[Excerpted data]
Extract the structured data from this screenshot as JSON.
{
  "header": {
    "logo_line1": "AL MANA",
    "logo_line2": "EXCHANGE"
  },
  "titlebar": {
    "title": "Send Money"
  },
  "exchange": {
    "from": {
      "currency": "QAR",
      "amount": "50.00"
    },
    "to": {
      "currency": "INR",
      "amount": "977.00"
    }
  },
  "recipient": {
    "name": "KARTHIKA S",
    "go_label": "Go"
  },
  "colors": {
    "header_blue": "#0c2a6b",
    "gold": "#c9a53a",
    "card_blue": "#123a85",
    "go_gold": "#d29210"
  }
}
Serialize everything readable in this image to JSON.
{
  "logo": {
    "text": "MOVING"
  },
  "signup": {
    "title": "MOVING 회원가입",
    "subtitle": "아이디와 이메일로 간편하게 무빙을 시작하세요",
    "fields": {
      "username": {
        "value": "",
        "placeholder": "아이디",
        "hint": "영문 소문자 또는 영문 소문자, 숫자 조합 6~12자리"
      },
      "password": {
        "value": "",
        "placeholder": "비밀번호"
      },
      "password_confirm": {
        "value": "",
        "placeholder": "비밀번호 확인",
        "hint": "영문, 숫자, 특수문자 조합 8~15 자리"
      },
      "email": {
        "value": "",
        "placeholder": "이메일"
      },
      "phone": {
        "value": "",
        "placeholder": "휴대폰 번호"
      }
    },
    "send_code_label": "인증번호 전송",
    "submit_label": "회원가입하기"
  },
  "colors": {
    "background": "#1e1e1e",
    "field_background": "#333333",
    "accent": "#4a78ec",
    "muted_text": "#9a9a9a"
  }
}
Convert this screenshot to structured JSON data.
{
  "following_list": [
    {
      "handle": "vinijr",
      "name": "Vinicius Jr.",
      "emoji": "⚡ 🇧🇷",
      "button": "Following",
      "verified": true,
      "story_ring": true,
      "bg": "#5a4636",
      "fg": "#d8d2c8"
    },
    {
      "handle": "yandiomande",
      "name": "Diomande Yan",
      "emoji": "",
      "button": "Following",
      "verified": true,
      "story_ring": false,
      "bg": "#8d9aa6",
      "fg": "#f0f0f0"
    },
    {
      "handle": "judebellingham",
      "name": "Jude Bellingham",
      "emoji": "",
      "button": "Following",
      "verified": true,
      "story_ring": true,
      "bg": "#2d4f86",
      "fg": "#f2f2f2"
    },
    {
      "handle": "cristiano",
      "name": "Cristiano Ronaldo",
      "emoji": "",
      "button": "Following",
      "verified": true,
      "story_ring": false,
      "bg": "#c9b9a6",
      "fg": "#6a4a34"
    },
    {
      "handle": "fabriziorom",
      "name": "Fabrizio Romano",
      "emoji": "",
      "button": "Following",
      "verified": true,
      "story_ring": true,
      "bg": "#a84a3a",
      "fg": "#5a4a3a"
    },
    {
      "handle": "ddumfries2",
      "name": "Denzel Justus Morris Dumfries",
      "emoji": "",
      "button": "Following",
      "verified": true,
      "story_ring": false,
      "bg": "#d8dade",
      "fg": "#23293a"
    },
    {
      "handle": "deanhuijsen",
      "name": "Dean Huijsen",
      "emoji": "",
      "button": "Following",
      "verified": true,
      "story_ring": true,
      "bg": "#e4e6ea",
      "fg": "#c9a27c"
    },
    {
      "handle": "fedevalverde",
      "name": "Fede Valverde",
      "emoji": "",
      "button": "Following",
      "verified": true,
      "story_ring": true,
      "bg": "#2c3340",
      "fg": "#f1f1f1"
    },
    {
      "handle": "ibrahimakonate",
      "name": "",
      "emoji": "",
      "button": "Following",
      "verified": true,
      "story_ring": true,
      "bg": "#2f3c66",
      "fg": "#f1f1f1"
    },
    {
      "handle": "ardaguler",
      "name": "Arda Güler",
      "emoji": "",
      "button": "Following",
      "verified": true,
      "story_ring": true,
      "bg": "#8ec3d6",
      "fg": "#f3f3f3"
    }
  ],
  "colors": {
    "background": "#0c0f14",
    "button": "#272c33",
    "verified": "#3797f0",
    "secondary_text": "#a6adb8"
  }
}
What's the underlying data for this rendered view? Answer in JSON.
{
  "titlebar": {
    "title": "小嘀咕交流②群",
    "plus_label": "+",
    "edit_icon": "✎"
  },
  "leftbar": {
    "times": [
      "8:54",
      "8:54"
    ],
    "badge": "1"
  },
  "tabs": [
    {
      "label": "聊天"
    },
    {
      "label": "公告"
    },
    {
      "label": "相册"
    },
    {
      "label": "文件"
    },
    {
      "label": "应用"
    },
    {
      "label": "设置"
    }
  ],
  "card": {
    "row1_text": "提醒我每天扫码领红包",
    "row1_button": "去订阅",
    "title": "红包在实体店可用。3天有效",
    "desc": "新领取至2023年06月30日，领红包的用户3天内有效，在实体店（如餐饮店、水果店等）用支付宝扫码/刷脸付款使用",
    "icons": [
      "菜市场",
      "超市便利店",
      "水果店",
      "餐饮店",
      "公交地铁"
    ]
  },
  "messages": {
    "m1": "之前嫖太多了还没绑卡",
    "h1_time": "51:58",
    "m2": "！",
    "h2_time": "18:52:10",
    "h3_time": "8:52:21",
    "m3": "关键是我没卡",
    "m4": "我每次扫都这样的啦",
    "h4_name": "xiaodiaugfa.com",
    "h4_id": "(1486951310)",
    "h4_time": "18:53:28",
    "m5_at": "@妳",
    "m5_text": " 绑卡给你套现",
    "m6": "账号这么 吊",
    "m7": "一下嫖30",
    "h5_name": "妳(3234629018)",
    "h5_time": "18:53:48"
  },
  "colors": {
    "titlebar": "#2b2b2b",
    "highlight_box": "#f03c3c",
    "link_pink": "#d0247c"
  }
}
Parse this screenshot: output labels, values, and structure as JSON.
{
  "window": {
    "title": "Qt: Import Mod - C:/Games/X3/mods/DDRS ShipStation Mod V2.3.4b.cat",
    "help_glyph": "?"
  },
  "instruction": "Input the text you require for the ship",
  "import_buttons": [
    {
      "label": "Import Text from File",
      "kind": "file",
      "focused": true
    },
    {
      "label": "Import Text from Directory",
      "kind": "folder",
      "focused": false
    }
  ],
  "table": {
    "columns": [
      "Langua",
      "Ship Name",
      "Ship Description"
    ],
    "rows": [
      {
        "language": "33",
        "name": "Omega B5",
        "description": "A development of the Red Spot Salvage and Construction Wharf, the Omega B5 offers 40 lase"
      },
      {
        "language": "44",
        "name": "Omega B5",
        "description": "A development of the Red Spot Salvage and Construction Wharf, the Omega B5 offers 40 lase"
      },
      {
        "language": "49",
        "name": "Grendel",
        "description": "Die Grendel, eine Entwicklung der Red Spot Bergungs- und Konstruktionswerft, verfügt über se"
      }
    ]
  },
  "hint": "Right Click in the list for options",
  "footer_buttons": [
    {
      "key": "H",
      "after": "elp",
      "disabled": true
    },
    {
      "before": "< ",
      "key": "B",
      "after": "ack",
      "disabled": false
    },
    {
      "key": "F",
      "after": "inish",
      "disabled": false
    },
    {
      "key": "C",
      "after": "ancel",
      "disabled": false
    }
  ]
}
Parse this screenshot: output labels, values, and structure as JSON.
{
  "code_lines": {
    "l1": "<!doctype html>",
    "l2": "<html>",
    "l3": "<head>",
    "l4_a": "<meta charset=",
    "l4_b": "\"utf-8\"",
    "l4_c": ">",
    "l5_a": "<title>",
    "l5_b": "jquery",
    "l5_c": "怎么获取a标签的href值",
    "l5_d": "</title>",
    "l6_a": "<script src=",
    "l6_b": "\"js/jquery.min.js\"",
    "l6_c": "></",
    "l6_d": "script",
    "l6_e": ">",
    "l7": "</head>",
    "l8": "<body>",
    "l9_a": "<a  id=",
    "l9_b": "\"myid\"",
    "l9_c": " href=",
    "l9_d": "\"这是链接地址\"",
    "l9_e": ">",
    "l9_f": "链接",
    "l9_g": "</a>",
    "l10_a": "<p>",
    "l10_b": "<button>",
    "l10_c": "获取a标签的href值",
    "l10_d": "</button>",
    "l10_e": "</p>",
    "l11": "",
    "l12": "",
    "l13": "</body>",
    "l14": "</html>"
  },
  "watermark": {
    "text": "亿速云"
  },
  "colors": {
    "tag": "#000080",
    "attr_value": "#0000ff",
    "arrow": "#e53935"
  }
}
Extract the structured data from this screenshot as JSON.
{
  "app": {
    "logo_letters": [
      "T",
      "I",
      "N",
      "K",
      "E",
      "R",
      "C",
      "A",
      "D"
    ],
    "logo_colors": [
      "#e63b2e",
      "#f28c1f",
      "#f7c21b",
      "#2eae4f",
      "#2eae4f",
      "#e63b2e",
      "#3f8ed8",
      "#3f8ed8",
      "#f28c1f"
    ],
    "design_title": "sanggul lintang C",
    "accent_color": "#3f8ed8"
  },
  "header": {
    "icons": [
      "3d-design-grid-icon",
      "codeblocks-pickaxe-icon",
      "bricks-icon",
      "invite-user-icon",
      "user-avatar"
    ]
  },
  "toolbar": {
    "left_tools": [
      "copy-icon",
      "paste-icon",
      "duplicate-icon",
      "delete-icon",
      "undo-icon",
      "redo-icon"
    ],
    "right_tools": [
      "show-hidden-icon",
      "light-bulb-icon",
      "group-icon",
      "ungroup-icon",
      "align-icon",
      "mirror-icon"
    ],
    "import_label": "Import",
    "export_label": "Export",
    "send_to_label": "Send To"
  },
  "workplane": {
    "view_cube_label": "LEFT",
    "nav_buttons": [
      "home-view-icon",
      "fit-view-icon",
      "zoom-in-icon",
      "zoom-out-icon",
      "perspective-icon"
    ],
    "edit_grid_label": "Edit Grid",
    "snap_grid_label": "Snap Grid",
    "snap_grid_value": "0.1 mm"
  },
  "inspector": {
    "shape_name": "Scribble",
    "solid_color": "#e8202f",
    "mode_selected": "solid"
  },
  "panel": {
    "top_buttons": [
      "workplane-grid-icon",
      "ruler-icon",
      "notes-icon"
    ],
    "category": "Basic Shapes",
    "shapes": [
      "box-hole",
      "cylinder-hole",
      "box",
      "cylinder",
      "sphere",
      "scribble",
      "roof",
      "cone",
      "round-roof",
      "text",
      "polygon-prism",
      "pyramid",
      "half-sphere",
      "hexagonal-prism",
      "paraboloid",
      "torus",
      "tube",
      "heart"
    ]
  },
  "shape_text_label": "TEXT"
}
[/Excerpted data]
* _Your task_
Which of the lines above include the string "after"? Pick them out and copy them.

* _Response to this exercise_
      "after": "elp",
      "after": "ack",
      "after": "inish",
      "after": "ancel",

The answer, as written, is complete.